Which is right:  the 1985 government or the 2016 government?  Not surprisingly, both sides assert that they offer the government’s “longstanding” position.  For example, those concluding that releases to hydrologically connected groundwater are not subject to the Clean Water Act’s NPDES permit program point to (among other statements) an Office of General Counsel memorandum from 1973 that “the term ‘discharge of a pollutant’ is defined so as to include only discharges into navigable waters…. “[d]ischarges into ground waters are not included”; to EPA’s assertion in 2004 that NPDES “regulations apply to … [e]xisting facilities that discharge directly to surface waters”; and to EPA’s statement in 2017 that “discharges to groundwater are not regulated by the NPDES permit program.”  

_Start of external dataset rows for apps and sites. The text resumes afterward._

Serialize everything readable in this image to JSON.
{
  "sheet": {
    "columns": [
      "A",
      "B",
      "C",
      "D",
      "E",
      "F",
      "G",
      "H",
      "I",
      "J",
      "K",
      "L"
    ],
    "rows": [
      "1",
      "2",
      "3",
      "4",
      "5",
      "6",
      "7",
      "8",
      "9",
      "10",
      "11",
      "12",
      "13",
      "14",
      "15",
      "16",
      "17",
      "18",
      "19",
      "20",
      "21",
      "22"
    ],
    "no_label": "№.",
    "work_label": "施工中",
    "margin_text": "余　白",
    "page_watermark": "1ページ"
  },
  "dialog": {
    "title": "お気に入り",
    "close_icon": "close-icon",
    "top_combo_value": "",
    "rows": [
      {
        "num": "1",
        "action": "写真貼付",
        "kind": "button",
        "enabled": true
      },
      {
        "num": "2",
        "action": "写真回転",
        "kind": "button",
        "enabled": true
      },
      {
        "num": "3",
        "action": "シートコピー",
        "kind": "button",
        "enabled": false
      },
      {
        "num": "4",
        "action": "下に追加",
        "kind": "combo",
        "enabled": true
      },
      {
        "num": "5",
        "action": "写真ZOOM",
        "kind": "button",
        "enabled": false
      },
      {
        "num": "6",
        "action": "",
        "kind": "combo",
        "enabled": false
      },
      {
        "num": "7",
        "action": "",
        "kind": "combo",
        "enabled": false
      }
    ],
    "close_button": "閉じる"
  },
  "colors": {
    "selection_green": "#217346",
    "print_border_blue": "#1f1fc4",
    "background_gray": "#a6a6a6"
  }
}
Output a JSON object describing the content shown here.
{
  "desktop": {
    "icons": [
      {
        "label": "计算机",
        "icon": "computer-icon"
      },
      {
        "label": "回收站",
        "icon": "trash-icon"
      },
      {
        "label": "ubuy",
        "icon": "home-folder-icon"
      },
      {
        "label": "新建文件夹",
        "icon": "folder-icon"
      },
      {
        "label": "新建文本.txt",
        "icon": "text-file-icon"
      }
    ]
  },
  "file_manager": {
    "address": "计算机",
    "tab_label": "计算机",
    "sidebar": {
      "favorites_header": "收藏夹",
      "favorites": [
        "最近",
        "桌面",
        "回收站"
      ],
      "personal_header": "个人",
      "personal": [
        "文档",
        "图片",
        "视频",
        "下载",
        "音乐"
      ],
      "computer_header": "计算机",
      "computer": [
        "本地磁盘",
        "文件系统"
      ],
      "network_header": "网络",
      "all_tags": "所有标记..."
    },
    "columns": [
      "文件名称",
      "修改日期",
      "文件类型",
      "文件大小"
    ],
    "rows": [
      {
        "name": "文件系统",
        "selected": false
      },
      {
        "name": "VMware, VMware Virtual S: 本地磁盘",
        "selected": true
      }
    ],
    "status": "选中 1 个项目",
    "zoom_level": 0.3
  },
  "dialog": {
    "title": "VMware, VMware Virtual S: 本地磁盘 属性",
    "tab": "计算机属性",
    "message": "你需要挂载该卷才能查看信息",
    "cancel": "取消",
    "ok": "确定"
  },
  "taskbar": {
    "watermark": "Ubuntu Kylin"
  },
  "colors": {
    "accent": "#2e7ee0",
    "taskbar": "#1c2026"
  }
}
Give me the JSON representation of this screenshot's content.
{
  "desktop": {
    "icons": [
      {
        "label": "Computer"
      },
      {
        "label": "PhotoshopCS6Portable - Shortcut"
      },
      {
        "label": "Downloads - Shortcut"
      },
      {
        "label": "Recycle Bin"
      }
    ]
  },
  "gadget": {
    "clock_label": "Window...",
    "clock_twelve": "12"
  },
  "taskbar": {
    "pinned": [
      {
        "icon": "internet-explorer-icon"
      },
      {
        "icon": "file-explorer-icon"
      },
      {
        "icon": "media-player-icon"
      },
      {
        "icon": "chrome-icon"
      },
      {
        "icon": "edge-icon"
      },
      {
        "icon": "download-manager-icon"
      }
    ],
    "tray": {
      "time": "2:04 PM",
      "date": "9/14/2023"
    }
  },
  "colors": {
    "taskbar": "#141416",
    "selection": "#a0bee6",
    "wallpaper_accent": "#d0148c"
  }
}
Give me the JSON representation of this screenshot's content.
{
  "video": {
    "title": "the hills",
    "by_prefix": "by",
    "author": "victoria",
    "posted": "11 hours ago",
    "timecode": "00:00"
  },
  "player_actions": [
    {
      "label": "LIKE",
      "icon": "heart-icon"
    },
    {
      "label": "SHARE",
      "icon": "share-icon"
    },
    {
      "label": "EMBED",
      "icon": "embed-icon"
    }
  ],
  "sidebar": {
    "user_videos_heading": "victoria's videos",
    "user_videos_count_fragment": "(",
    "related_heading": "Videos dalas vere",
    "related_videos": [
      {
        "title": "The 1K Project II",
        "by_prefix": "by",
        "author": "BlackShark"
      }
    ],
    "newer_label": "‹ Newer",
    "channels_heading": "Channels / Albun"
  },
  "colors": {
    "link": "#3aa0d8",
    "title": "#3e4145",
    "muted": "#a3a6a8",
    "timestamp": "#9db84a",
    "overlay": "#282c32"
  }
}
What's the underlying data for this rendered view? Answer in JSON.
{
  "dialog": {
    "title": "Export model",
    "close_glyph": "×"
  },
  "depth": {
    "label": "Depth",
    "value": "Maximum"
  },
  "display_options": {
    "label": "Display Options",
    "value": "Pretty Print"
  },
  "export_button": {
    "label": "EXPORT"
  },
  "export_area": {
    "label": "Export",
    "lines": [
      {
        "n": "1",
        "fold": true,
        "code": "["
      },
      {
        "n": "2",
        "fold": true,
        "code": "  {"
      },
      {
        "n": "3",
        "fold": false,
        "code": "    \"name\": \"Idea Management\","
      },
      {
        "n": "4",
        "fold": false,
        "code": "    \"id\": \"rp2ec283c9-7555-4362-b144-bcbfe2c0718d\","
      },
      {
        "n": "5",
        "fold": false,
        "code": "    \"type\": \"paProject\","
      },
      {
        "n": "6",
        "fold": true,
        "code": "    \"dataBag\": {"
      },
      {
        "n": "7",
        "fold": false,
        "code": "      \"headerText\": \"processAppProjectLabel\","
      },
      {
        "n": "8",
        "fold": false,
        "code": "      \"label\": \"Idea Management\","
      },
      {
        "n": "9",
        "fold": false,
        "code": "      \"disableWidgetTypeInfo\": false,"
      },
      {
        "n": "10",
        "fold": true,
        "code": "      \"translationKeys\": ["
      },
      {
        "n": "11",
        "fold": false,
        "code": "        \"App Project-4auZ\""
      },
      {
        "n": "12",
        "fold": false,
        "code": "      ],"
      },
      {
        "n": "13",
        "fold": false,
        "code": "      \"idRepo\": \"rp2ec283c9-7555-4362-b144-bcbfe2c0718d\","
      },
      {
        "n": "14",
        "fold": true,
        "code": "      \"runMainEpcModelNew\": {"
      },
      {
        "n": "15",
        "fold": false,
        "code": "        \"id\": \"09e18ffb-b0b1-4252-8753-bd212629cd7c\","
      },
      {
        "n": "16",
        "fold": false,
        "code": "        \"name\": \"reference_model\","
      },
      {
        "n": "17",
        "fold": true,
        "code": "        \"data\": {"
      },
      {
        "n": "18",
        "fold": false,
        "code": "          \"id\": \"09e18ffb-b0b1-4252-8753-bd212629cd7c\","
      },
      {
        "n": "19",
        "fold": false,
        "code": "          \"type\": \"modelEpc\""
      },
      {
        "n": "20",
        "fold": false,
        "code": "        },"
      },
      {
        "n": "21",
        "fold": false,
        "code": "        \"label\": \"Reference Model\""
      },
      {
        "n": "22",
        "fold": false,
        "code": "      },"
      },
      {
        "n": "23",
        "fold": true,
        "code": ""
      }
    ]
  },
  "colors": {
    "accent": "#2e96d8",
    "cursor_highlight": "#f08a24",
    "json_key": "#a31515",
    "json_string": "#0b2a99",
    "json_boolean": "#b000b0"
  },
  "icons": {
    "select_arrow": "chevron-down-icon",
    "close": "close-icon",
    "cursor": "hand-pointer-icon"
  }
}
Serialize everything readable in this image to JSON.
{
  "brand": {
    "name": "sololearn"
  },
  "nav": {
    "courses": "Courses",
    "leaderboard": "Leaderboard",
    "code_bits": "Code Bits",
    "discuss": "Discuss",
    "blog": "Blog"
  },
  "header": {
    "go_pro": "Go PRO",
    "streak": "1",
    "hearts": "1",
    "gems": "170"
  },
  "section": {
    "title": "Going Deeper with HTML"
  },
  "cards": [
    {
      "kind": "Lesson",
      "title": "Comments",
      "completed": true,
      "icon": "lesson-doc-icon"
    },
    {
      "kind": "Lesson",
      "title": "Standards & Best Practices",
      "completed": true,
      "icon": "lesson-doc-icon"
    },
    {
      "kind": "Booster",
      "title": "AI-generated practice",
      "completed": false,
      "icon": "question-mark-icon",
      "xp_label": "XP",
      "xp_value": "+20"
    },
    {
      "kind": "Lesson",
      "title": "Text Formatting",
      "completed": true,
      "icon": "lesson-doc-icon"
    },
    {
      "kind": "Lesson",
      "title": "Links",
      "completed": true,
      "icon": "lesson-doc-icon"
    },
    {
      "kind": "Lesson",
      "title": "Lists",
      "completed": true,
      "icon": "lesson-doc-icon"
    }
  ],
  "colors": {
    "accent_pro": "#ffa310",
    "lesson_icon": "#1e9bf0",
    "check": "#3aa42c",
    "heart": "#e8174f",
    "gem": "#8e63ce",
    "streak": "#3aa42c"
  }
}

Proponents of regulating releases to groundwater under the NPDES program rely principally on statements made in the preamble to a 2001 proposed rule for Concentrated Animal Feeding Operations, and on the amicus brief filed in 2016 by the Department of Justice in the County of Maui case.

This “hydrological connection” theory of Clean Water Act groundwater regulation is now pending before the Second, Fourth, and Sixth Circuits, and the period for certiorari is running in the Ninth. Clearly, the Clean Water Act cannot mean two opposite things at the same time.  Which Department of Justice is right?  

EPA recently issued a Federal Register notice asking the public to weigh in on the confusion created by its prior statements.  Perhaps instead of debating who said what when, what is needed is a dispassionate return to the statutory language.  As the Supreme Court said unanimously in 2004 in South Fla. Water Mgmt. Dist. v. Miccosukee Tribe of Indians, the Clean Water Act “defines the phrase ‘discharge of a pollutant’ to mean ‘any addition of any pollutant to navigable waters from any point source,’” and in turn defines a “point source” as a “‘discernible, confined and discrete conveyance’ … ‘from which pollutants are or may be discharged.’” The Court explained this “definition makes plain” that “a point source need not be the original source of the pollutant,” but “it need[s] [to] … convey the pollutant to ‘navigable waters.’”  If the NPDES program applies only where a point source conveys the pollutant to navigable water and EPA agrees that groundwater is not a point source, shouldn’t that be the end of the debate?